- TASK OBJECTIVE: Output an exact reproduction of the data.

- DATA TO USE:
##############################
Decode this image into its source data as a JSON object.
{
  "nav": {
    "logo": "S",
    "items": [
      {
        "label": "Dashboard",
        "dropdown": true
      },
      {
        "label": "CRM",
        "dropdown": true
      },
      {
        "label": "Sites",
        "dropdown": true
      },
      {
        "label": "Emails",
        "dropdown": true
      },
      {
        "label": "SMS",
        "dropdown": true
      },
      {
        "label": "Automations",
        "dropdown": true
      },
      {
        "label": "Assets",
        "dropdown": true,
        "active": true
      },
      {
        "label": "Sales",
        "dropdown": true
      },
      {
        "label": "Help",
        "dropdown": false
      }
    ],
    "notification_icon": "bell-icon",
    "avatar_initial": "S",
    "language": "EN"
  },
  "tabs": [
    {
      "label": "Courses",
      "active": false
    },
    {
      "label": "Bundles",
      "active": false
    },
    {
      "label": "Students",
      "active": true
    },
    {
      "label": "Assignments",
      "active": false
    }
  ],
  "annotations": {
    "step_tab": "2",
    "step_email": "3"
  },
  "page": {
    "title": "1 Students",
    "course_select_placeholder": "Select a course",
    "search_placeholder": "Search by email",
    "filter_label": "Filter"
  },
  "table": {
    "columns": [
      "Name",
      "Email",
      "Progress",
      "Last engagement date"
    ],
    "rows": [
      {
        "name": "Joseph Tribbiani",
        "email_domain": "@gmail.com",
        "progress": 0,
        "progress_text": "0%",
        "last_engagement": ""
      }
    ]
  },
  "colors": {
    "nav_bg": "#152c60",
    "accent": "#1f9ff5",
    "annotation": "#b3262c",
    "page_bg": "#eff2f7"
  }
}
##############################
- ANSWER FOR THE TASK:
Decode this image into its source data as a JSON object.
{
  "nav": {
    "logo": "S",
    "items": [
      {
        "label": "Dashboard",
        "dropdown": true
      },
      {
        "label": "CRM",
        "dropdown": true
      },
      {
        "label": "Sites",
        "dropdown": true
      },
      {
        "label": "Emails",
        "dropdown": true
      },
      {
        "label": "SMS",
        "dropdown": true
      },
      {
        "label": "Automations",
        "dropdown": true
      },
      {
        "label": "Assets",
        "dropdown": true,
        "active": true
      },
      {
        "label": "Sales",
        "dropdown": true
      },
      {
        "label": "Help",
        "dropdown": false
      }
    ],
    "notification_icon": "bell-icon",
    "avatar_initial": "S",
    "language": "EN"
  },
  "tabs": [
    {
      "label": "Courses",
      "active": false
    },
    {
      "label": "Bundles",
      "active": false
    },
    {
      "label": "Students",
      "active": true
    },
    {
      "label": "Assignments",
      "active": false
    }
  ],
  "annotations": {
    "step_tab": "2",
    "step_email": "3"
  },
  "page": {
    "title": "1 Students",
    "course_select_placeholder": "Select a course",
    "search_placeholder": "Search by email",
    "filter_label": "Filter"
  },
  "table": {
    "columns": [
      "Name",
      "Email",
      "Progress",
      "Last engagement date"
    ],
    "rows": [
      {
        "name": "Joseph Tribbiani",
        "email_domain": "@gmail.com",
        "progress": 0,
        "progress_text": "0%",
        "last_engagement": ""
      }
    ]
  },
  "colors": {
    "nav_bg": "#152c60",
    "accent": "#1f9ff5",
    "annotation": "#b3262c",
    "page_bg": "#eff2f7"
  }
}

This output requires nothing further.